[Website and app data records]
┌────────

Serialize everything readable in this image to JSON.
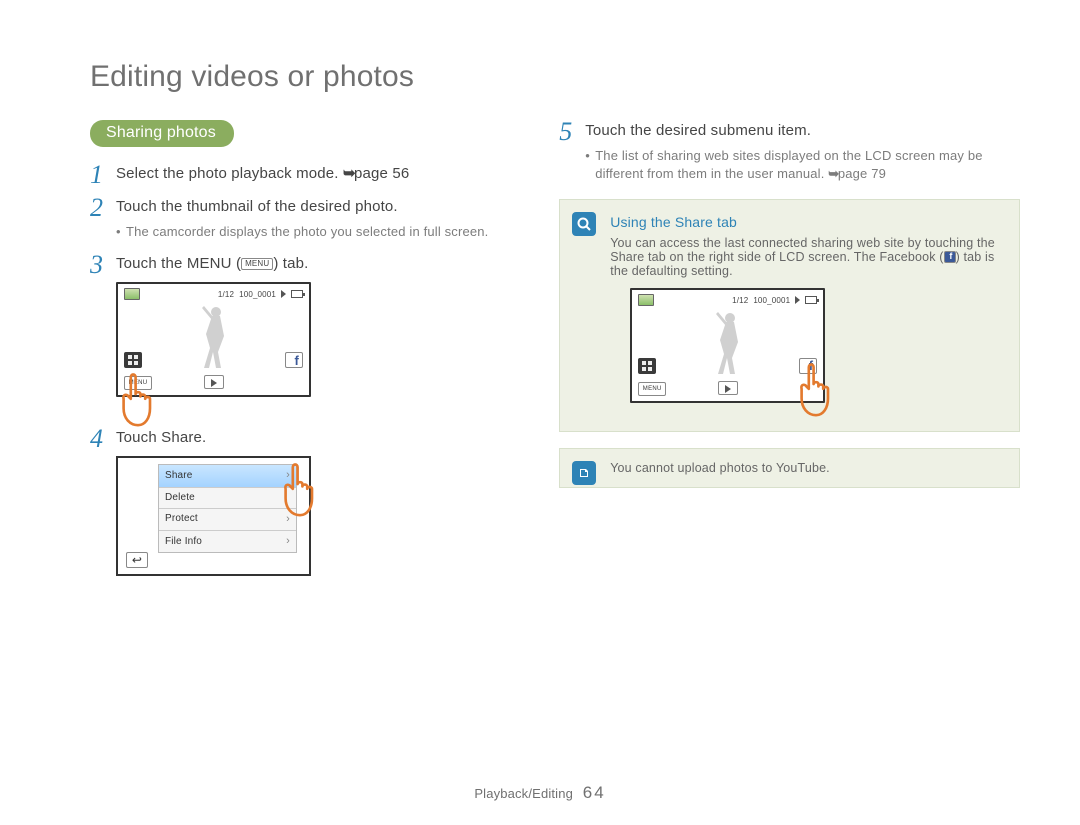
{
  "page_title": "Editing videos or photos",
  "section_pill": "Sharing photos",
  "steps_left": {
    "s1": {
      "text_pre": "Select the photo playback mode. ",
      "pageref": "page 56"
    },
    "s2": {
      "text": "Touch the thumbnail of the desired photo.",
      "sub": "The camcorder displays the photo you selected in full screen."
    },
    "s3": {
      "pre": "Touch the MENU (",
      "chip": "MENU",
      "post": ") tab."
    },
    "s4": {
      "pre": "Touch ",
      "bold": "Share",
      "post": "."
    }
  },
  "steps_right": {
    "s5": {
      "text": "Touch the desired submenu item.",
      "sub_pre": "The list of sharing web sites displayed on the LCD screen may be different from them in the user manual. ",
      "sub_page": "page 79"
    }
  },
  "lcd": {
    "counter": "1/12",
    "filecode": "100_0001",
    "menu_label": "MENU"
  },
  "menu_items": [
    "Share",
    "Delete",
    "Protect",
    "File Info"
  ],
  "callout_share": {
    "title": "Using the Share tab",
    "body_pre": "You can access the last connected sharing web site by touching the Share tab on the right side of LCD screen. The Facebook (",
    "body_post": ") tab is the defaulting setting."
  },
  "callout_note": "You cannot upload photos to YouTube.",
  "footer": {
    "section": "Playback/Editing",
    "page": "64"
  }
}
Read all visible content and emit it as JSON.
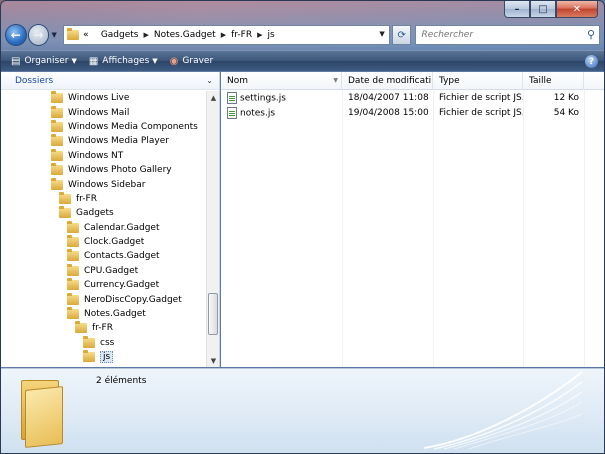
{
  "window": {
    "caption_buttons": {
      "minimize": "–",
      "maximize": "□",
      "close": "✕"
    }
  },
  "nav": {
    "back_icon": "back-arrow-icon",
    "forward_icon": "forward-arrow-icon",
    "address": {
      "prefix": "«",
      "crumbs": [
        "Gadgets",
        "Notes.Gadget",
        "fr-FR",
        "js"
      ]
    },
    "search_placeholder": "Rechercher"
  },
  "toolbar": {
    "organize": "Organiser",
    "views": "Affichages",
    "burn": "Graver"
  },
  "folders_pane": {
    "title": "Dossiers",
    "items": [
      {
        "label": "Windows Live",
        "indent": 1
      },
      {
        "label": "Windows Mail",
        "indent": 1
      },
      {
        "label": "Windows Media Components",
        "indent": 1
      },
      {
        "label": "Windows Media Player",
        "indent": 1
      },
      {
        "label": "Windows NT",
        "indent": 1
      },
      {
        "label": "Windows Photo Gallery",
        "indent": 1
      },
      {
        "label": "Windows Sidebar",
        "indent": 1
      },
      {
        "label": "fr-FR",
        "indent": 2
      },
      {
        "label": "Gadgets",
        "indent": 2
      },
      {
        "label": "Calendar.Gadget",
        "indent": 3
      },
      {
        "label": "Clock.Gadget",
        "indent": 3
      },
      {
        "label": "Contacts.Gadget",
        "indent": 3
      },
      {
        "label": "CPU.Gadget",
        "indent": 3
      },
      {
        "label": "Currency.Gadget",
        "indent": 3
      },
      {
        "label": "NeroDiscCopy.Gadget",
        "indent": 3
      },
      {
        "label": "Notes.Gadget",
        "indent": 3
      },
      {
        "label": "fr-FR",
        "indent": 4
      },
      {
        "label": "css",
        "indent": 5
      },
      {
        "label": "js",
        "indent": 5,
        "selected": true
      }
    ]
  },
  "file_list": {
    "columns": [
      "Nom",
      "Date de modificati...",
      "Type",
      "Taille"
    ],
    "rows": [
      {
        "name": "settings.js",
        "date": "18/04/2007 11:08",
        "type": "Fichier de script JS...",
        "size": "12 Ko"
      },
      {
        "name": "notes.js",
        "date": "19/04/2008 15:00",
        "type": "Fichier de script JS...",
        "size": "54 Ko"
      }
    ]
  },
  "details": {
    "count": "2 éléments"
  }
}
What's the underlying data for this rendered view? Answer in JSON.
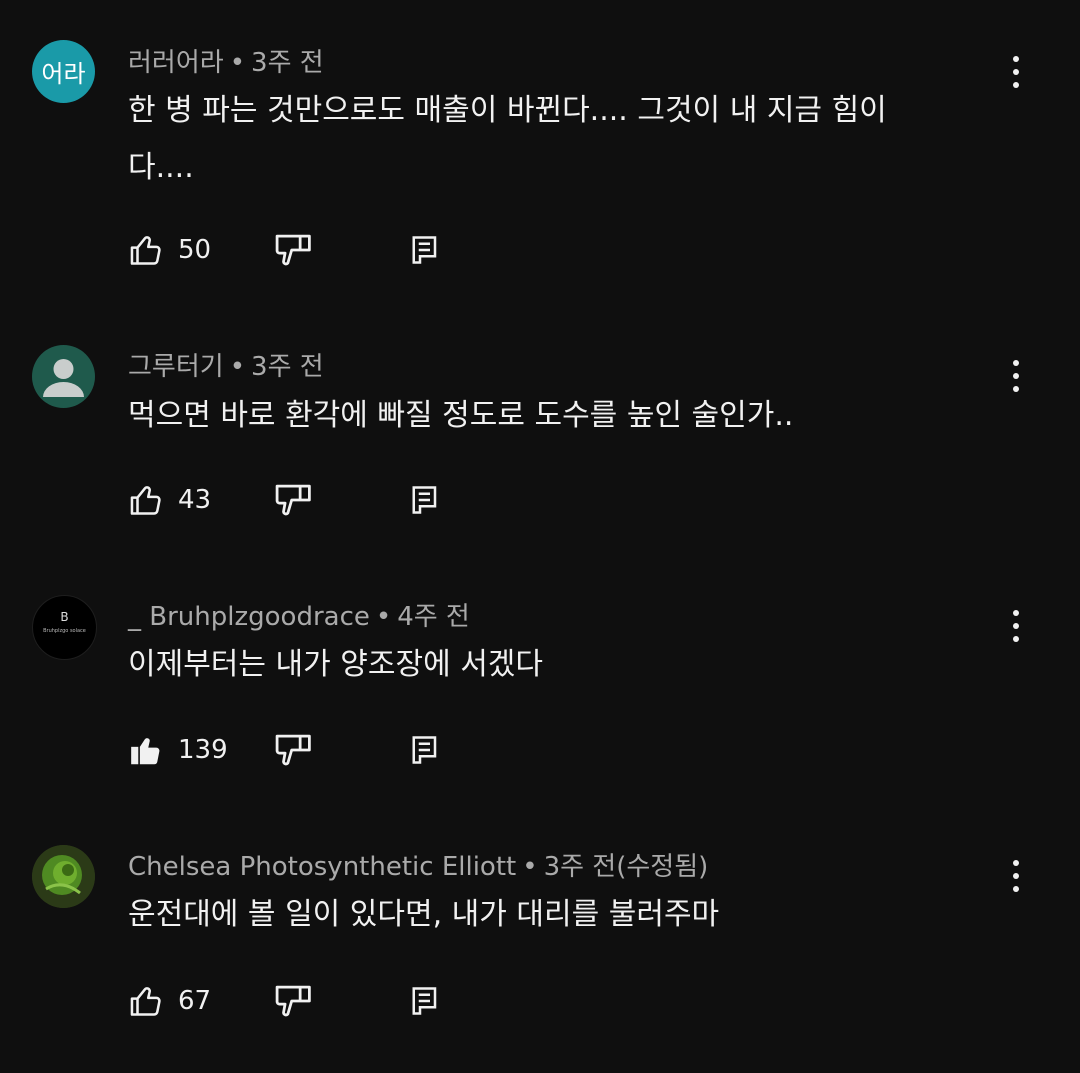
{
  "comments": [
    {
      "author": "러러어라",
      "separator": "•",
      "time": "3주 전",
      "text": "한 병 파는 것만으로도 매출이 바뀐다.... 그것이 내 지금 힘이다....",
      "likes": "50",
      "liked": false,
      "avatar_text": "어라",
      "avatar_color": "#1a9aa8"
    },
    {
      "author": "그루터기",
      "separator": "•",
      "time": "3주 전",
      "text": "먹으면 바로 환각에 빠질 정도로 도수를 높인 술인가..",
      "likes": "43",
      "liked": false,
      "avatar_color": "#1f5a4c"
    },
    {
      "author": "_ Bruhplzgoodrace",
      "separator": "•",
      "time": "4주 전",
      "text": "이제부터는 내가 양조장에 서겠다",
      "likes": "139",
      "liked": true,
      "avatar_letter": "B",
      "avatar_caption": "Bruhplzgo solace",
      "avatar_color": "#000000"
    },
    {
      "author": "Chelsea Photosynthetic Elliott",
      "separator": "•",
      "time": "3주 전(수정됨)",
      "text": "운전대에 볼 일이 있다면, 내가 대리를 불러주마",
      "likes": "67",
      "liked": false,
      "avatar_color": "#3d6b1f"
    }
  ],
  "icons": {
    "like": "thumb-up-icon",
    "dislike": "thumb-down-icon",
    "reply": "reply-comment-icon",
    "more": "more-vert-icon"
  }
}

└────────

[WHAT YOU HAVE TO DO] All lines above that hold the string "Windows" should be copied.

[SOLVED EXERCISE]
        "label": "Windows Live",
        "label": "Windows Mail",
        "label": "Windows Media Components",
        "label": "Windows Media Player",
        "label": "Windows NT",
        "label": "Windows Photo Gallery",
        "label": "Windows Sidebar",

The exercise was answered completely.